27 October 2010
Over at the Command Prompt blog, Joshua Drake makes a (probably deliberately) provocative point about “users” not wanting replication, as opposed to “customers” who do. I’ll confess I’m not 100% sure about his distinction between “users” and “customers,” so I’ll just make something up: Users are the people sitting in front of the application, entering data, buying shoes, or doing whatever it is that the database enables; customers are the CIOs, CTOs, Directors of Engineering, and the other people who make purchasing decisions.

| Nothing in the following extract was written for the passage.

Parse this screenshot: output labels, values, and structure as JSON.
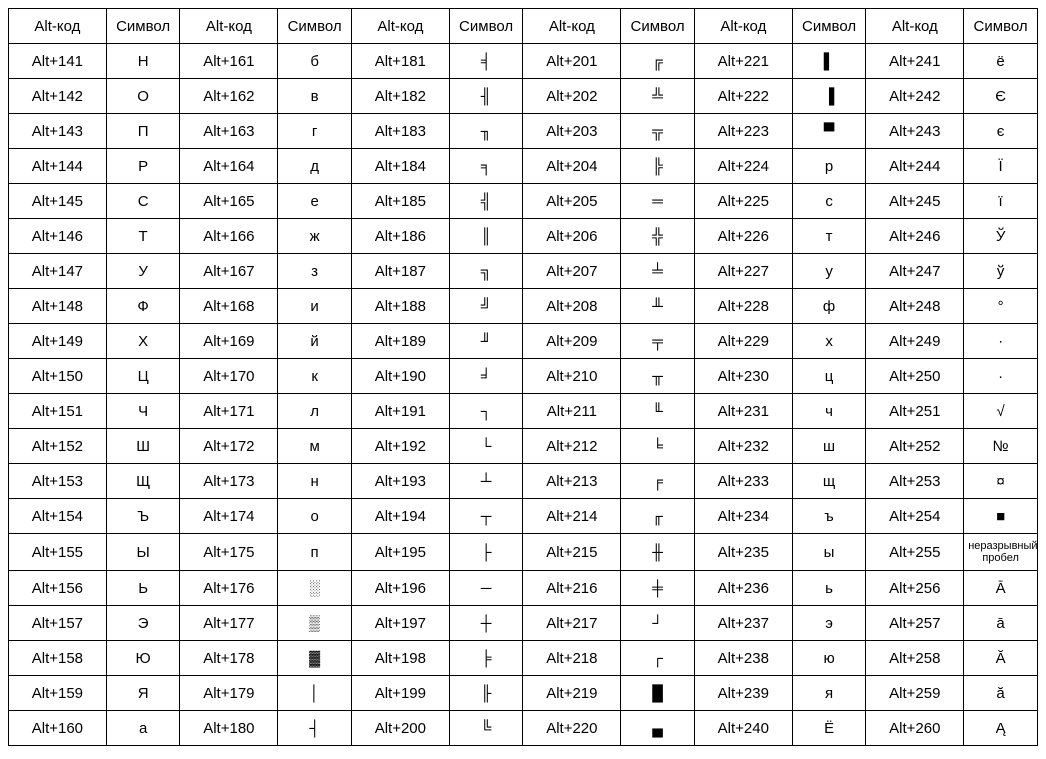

Yes, Command Prompt customers want replication. Yes, PostgreSQL Experts, EntepriseDB and OmniTI customers want replication. However, customers are not users. At least not in the community sense and the users in the community, the far majority of them do not need or want replication. A daily backup is more than enough for them.
Well, yes, as far as it goes, he’s absolutely right. Users don’t need or want replication. They don’t need or want PostgreSQL, for that matter; VSAM, flat files, or a magic hamster would be fine with them, too, as long as the data that comes out is the data that goes in.
But for how many users, really, is “It’s OK if you lose today’s data, gone, irretrievably, pffft, yes?” really an acceptable answer? Very few. Very very few, and getting fewer all the time. One of the strongest pushes behind moving services into the “cloud” (i.e., external hosting providers of various kinds) is that they provide near-constant recovery and fault-tolerance. Users don’t care if their data is protected by hardware-level solutions like SANs, or software-level solutions like replication, as long as it is protected.
Users who profess not to care about this are either not putting authoritative data into a database, or just haven’t had the inevitable data disaster happen to them yet.
For me, the biggest feature of PostgreSQL’s 9.0 replication is that it is much, much easier to set up than any previous solution. Slony is a heroic project, and has lots of happy customers using it extensively, but it is notoriously fiddly and complex to set up.
Like a lot of technologies, replication hasn’t been a demand for a lot of PostgreSQL implementation because the cost didn’t seem worth the payoff. 9.0 brings the implementation cost way, way down, and thus, we’ll start seeing a lot more interest in putting replication in.
Of course, do the daily backups, too.